* **Problem description**
Without omission or alteration, write out all of the data.

* **Data supplied**
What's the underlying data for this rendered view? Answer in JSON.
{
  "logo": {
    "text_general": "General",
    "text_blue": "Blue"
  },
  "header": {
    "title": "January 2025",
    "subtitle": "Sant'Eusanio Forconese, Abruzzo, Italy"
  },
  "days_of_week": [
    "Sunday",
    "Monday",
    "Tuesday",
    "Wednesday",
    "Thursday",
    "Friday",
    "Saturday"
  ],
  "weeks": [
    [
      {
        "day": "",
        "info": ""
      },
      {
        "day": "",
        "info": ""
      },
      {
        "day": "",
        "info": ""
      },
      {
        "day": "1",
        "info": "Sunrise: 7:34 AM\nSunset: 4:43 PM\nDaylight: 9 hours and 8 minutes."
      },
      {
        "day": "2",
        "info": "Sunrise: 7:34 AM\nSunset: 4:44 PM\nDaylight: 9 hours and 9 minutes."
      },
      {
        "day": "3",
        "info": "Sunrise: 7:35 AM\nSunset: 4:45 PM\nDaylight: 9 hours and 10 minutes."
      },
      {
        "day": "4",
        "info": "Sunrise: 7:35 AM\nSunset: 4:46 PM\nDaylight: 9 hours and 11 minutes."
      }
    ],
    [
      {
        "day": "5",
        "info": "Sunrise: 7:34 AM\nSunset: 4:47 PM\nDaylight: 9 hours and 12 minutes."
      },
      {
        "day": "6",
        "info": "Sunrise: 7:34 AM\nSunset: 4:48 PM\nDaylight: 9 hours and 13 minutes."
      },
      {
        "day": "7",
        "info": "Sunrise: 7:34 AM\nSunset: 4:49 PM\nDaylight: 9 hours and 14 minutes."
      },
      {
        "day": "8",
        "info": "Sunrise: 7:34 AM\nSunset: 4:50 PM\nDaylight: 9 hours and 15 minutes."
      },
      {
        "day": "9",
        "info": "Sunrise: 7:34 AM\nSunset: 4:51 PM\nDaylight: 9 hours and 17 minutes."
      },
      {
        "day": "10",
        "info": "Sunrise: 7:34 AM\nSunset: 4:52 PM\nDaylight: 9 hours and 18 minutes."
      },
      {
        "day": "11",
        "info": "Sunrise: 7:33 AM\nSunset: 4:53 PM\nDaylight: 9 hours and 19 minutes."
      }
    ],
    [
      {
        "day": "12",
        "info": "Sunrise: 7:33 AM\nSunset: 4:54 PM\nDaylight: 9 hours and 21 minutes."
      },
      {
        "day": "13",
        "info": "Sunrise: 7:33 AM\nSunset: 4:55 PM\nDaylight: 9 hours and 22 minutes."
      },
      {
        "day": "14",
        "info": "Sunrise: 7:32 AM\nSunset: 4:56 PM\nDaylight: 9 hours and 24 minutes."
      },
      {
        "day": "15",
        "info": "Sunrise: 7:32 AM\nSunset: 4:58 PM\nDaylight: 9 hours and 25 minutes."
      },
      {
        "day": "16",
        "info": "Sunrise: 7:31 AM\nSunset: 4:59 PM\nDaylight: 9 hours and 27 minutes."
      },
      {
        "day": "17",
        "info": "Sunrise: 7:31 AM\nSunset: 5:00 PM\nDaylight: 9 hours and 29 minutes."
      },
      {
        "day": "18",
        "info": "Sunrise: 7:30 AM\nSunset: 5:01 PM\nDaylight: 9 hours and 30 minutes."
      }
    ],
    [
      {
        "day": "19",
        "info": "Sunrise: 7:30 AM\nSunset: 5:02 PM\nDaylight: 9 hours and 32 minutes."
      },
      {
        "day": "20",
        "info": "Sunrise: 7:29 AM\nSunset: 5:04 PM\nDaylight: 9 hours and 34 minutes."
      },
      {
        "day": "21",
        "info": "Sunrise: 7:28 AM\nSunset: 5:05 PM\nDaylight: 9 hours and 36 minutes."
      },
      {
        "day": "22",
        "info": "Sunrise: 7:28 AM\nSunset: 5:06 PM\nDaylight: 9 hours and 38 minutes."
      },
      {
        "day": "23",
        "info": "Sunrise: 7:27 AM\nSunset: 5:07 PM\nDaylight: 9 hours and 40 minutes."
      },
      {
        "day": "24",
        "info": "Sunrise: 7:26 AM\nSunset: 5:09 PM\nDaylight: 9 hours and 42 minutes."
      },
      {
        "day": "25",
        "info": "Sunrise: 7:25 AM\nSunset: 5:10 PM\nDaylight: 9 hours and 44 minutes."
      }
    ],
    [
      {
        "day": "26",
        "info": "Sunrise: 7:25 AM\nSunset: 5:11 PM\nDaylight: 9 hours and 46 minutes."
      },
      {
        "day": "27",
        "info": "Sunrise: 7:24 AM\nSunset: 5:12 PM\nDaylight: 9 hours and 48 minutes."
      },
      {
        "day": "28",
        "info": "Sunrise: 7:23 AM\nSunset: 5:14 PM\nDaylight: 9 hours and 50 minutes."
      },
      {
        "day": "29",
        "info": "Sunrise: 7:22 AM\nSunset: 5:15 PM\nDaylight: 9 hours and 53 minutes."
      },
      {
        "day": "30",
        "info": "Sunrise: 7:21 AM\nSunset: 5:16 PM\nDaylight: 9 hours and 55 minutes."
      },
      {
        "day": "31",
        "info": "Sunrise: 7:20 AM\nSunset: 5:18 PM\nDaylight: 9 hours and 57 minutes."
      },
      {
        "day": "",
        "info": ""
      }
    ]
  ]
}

* **Solution to this exercise**
What's the underlying data for this rendered view? Answer in JSON.
{
  "logo": {
    "text_general": "General",
    "text_blue": "Blue"
  },
  "header": {
    "title": "January 2025",
    "subtitle": "Sant'Eusanio Forconese, Abruzzo, Italy"
  },
  "days_of_week": [
    "Sunday",
    "Monday",
    "Tuesday",
    "Wednesday",
    "Thursday",
    "Friday",
    "Saturday"
  ],
  "weeks": [
    [
      {
        "day": "",
        "info": ""
      },
      {
        "day": "",
        "info": ""
      },
      {
        "day": "",
        "info": ""
      },
      {
        "day": "1",
        "info": "Sunrise: 7:34 AM\nSunset: 4:43 PM\nDaylight: 9 hours and 8 minutes."
      },
      {
        "day": "2",
        "info": "Sunrise: 7:34 AM\nSunset: 4:44 PM\nDaylight: 9 hours and 9 minutes."
      },
      {
        "day": "3",
        "info": "Sunrise: 7:35 AM\nSunset: 4:45 PM\nDaylight: 9 hours and 10 minutes."
      },
      {
        "day": "4",
        "info": "Sunrise: 7:35 AM\nSunset: 4:46 PM\nDaylight: 9 hours and 11 minutes."
      }
    ],
    [
      {
        "day": "5",
        "info": "Sunrise: 7:34 AM\nSunset: 4:47 PM\nDaylight: 9 hours and 12 minutes."
      },
      {
        "day": "6",
        "info": "Sunrise: 7:34 AM\nSunset: 4:48 PM\nDaylight: 9 hours and 13 minutes."
      },
      {
        "day": "7",
        "info": "Sunrise: 7:34 AM\nSunset: 4:49 PM\nDaylight: 9 hours and 14 minutes."
      },
      {
        "day": "8",
        "info": "Sunrise: 7:34 AM\nSunset: 4:50 PM\nDaylight: 9 hours and 15 minutes."
      },
      {
        "day": "9",
        "info": "Sunrise: 7:34 AM\nSunset: 4:51 PM\nDaylight: 9 hours and 17 minutes."
      },
      {
        "day": "10",
        "info": "Sunrise: 7:34 AM\nSunset: 4:52 PM\nDaylight: 9 hours and 18 minutes."
      },
      {
        "day": "11",
        "info": "Sunrise: 7:33 AM\nSunset: 4:53 PM\nDaylight: 9 hours and 19 minutes."
      }
    ],
    [
      {
        "day": "12",
        "info": "Sunrise: 7:33 AM\nSunset: 4:54 PM\nDaylight: 9 hours and 21 minutes."
      },
      {
        "day": "13",
        "info": "Sunrise: 7:33 AM\nSunset: 4:55 PM\nDaylight: 9 hours and 22 minutes."
      },
      {
        "day": "14",
        "info": "Sunrise: 7:32 AM\nSunset: 4:56 PM\nDaylight: 9 hours and 24 minutes."
      },
      {
        "day": "15",
        "info": "Sunrise: 7:32 AM\nSunset: 4:58 PM\nDaylight: 9 hours and 25 minutes."
      },
      {
        "day": "16",
        "info": "Sunrise: 7:31 AM\nSunset: 4:59 PM\nDaylight: 9 hours and 27 minutes."
      },
      {
        "day": "17",
        "info": "Sunrise: 7:31 AM\nSunset: 5:00 PM\nDaylight: 9 hours and 29 minutes."
      },
      {
        "day": "18",
        "info": "Sunrise: 7:30 AM\nSunset: 5:01 PM\nDaylight: 9 hours and 30 minutes."
      }
    ],
    [
      {
        "day": "19",
        "info": "Sunrise: 7:30 AM\nSunset: 5:02 PM\nDaylight: 9 hours and 32 minutes."
      },
      {
        "day": "20",
        "info": "Sunrise: 7:29 AM\nSunset: 5:04 PM\nDaylight: 9 hours and 34 minutes."
      },
      {
        "day": "21",
        "info": "Sunrise: 7:28 AM\nSunset: 5:05 PM\nDaylight: 9 hours and 36 minutes."
      },
      {
        "day": "22",
        "info": "Sunrise: 7:28 AM\nSunset: 5:06 PM\nDaylight: 9 hours and 38 minutes."
      },
      {
        "day": "23",
        "info": "Sunrise: 7:27 AM\nSunset: 5:07 PM\nDaylight: 9 hours and 40 minutes."
      },
      {
        "day": "24",
        "info": "Sunrise: 7:26 AM\nSunset: 5:09 PM\nDaylight: 9 hours and 42 minutes."
      },
      {
        "day": "25",
        "info": "Sunrise: 7:25 AM\nSunset: 5:10 PM\nDaylight: 9 hours and 44 minutes."
      }
    ],
    [
      {
        "day": "26",
        "info": "Sunrise: 7:25 AM\nSunset: 5:11 PM\nDaylight: 9 hours and 46 minutes."
      },
      {
        "day": "27",
        "info": "Sunrise: 7:24 AM\nSunset: 5:12 PM\nDaylight: 9 hours and 48 minutes."
      },
      {
        "day": "28",
        "info": "Sunrise: 7:23 AM\nSunset: 5:14 PM\nDaylight: 9 hours and 50 minutes."
      },
      {
        "day": "29",
        "info": "Sunrise: 7:22 AM\nSunset: 5:15 PM\nDaylight: 9 hours and 53 minutes."
      },
      {
        "day": "30",
        "info": "Sunrise: 7:21 AM\nSunset: 5:16 PM\nDaylight: 9 hours and 55 minutes."
      },
      {
        "day": "31",
        "info": "Sunrise: 7:20 AM\nSunset: 5:18 PM\nDaylight: 9 hours and 57 minutes."
      },
      {
        "day": "",
        "info": ""
      }
    ]
  ]
}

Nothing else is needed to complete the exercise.